Night and day sleep promote learning in children of all ages. Neuroscientists at the University of Massachusetts Amherst (http://www.pnas.org/content/110/43/17267.full) taught a group of preschoolers a memory game. The children were then tested in the afternoon on multiple days under two different conditions. In one, the game was followed by an afternoon nap of at least one hour. In the other, the children were kept awake. On days when the experiment did not include a nap, the children forgot nearly 15% of what they had learned in the memory game. On days when the experiment included a nap, the children didn’t experience any drop in performance, remembering everything they’d learned hours earlier. The researchers also found that the more regularly naps occurred (more than 5 days per week), the more the children benefited and actually improved their recall after sleeping.

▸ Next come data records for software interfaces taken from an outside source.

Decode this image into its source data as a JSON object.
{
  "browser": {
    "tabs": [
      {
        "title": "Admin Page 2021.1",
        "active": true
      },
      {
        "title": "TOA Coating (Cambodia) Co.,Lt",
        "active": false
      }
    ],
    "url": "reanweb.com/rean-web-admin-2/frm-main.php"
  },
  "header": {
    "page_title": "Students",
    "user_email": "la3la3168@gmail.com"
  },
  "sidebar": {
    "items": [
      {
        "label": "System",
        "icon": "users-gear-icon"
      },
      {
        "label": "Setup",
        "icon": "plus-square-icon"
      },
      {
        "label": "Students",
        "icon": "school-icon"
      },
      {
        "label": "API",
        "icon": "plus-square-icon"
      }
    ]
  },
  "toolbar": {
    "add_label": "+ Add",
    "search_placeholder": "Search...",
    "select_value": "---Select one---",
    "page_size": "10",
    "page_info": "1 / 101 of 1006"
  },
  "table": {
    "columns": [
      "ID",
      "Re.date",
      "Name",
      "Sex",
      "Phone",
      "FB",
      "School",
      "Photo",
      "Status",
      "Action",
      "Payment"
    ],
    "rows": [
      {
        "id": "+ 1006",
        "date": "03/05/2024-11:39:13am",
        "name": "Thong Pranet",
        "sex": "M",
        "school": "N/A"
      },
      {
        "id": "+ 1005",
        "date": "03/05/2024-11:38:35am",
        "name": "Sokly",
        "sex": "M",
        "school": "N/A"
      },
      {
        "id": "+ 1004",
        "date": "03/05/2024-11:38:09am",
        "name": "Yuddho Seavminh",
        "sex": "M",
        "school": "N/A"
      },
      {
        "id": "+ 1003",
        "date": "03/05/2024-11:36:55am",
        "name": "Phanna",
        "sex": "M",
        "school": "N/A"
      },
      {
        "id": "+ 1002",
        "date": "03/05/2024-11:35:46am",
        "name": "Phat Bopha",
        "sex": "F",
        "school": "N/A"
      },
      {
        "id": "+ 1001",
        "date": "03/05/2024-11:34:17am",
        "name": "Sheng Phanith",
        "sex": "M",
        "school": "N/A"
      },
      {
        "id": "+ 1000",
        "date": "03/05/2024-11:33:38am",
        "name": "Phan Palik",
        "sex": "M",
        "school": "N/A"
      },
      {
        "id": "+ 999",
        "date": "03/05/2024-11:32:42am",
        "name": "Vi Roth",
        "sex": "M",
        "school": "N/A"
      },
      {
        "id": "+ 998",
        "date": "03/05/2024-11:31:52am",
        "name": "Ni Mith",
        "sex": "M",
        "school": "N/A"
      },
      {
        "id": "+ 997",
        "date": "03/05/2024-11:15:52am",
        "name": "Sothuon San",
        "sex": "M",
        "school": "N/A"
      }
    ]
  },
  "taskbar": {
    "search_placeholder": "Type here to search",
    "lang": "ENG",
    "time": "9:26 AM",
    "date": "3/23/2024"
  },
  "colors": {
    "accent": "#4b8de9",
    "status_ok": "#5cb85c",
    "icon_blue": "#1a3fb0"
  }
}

In 2009, researchers determined that brain events called “sharp wave ripples” are responsible for consolidating memory. These ripples transfer learned information to the neocortex of the brain, where long-term memories are stored. Sharp wave ripples occur mostly during the deepest stages of sleep. After about 3 to 4 months of age, children enter the deepest stages of sleep during the first half of the night and during their afternoon nap.

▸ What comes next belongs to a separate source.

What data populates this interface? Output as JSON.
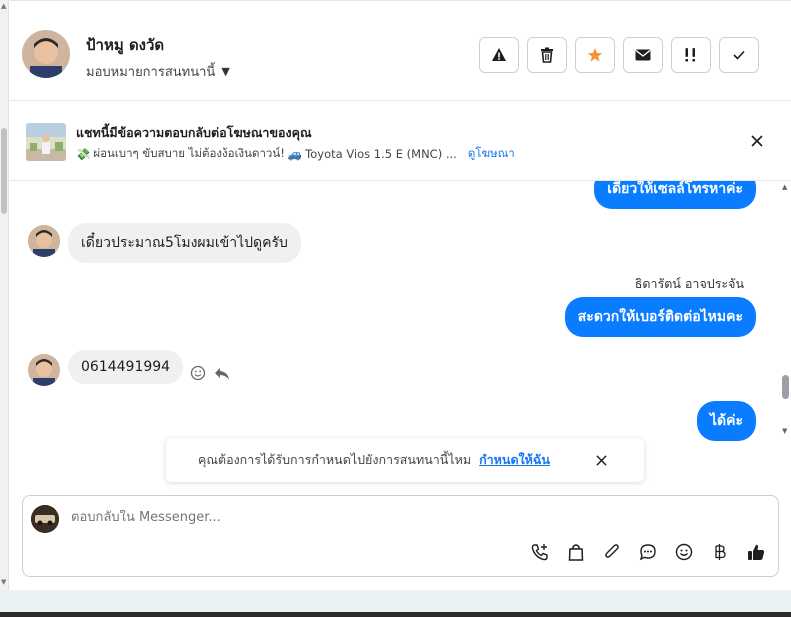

10) Emotional Health
Children who experience inadequate or disrupted sleep are more likely to develop depression and anxiety disorders later in life according to recent research. Researchers temporarily restricted the sleep of children between the ages of 7 and 11. Their findings revealed that after just two nights of poor sleep, children derive less pleasure from positive things, are less reactive to them, and less likely to recall details about the positive experiences later.
The lead researcher, Candice Alfano, said that they “focus[ed] on childhood because similar to problems with anxiety and depression, sleep habits and sleep patterns develop early in life and can be enduring.” She explained that without adequate sleep, people are less likely to seek out positive or rewarding experiences if they require effort, such as social or leisure activities. Over time, these behavioral changes can elevate risk for depression and an overall poorer quality of life.

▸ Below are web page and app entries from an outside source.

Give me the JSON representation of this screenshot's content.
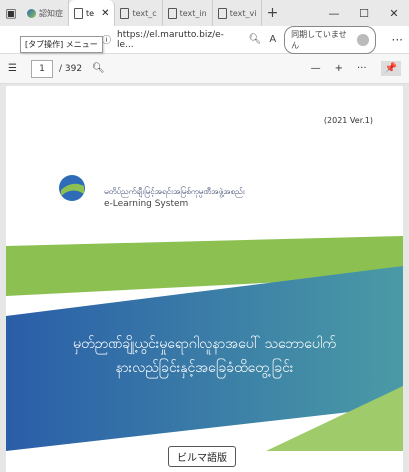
{
  "browser": {
    "tabs": [
      {
        "label": "認知症"
      },
      {
        "label": "te"
      },
      {
        "label": "text_c"
      },
      {
        "label": "text_in"
      },
      {
        "label": "text_vi"
      }
    ],
    "new_tab": "+",
    "tooltip": "[タブ操作] メニュー",
    "url": "https://el.marutto.biz/e-le...",
    "sync_label": "同期していません",
    "more": "···"
  },
  "pdf_toolbar": {
    "page_current": "1",
    "page_total": "/ 392",
    "zoom_out": "—",
    "zoom_in": "+",
    "more": "···"
  },
  "document": {
    "version": "(2021 Ver.1)",
    "org_name": "မတိပ်ညက်ချီးမြင့်အရင်းအမြစ်ကုမ္ပဏီအဖွဲ့အစည်း",
    "elearning": "e-Learning System",
    "title_line1": "မှတ်ဉာဏ်ချို့ယွင်းမှုရောဂါလူနာအပေါ် သဘောပေါက်",
    "title_line2": "နားလည်ခြင်းနှင့်အခြေခံထိတွေ့ခြင်း",
    "lang_button": "ビルマ語版"
  },
  "colors": {
    "band_blue_dark": "#2a5ea8",
    "band_teal": "#4a9aa6",
    "band_green": "#8cc152"
  }
}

"Healthy sleep is critical for children's psychological well-being. Continually experiencing inadequate sleep can eventually lead to depression, anxiety, and other types of emotional problems. Parents, therefore, need to think about sleep as an essential component of overall health in the same way they do nutrition, dental hygiene, and physical activity. If a child has problems waking up in the morning or is sleepy during the day, then their nighttime sleep is probably inadequate. This can result for several reasons, such as a bedtime that is too late, non-restful sleep during the night, or an inconsistent sleep schedule."
11) YOUR health (and sanity!)
I don’t think I need to tell you how you are affected by poor sleep - you’ve felt it, no doubt! When your children aren’t getting the sleep they need, neither are you. No one is the best version of themselves when they aren’t getting the quality sleep they need. Sleep is imperative to the entire health and well-being of a family.
Children’s sleep is often overlooked by parents because we live busy lives and making sleep a priority can sometimes be considered an afterthought or an unattainable goal. But when sleep is prioritized early on in a child’s life, a foundation for lifelong healthy sleep habits is established that will benefit the child in countless ways now and for the rest of their lives.
If you need help establishing a healthy foundation of sleep for your little one, contact me today for a complimentary 10-minute call to discuss which of the consultations I offer would be most helpful for you.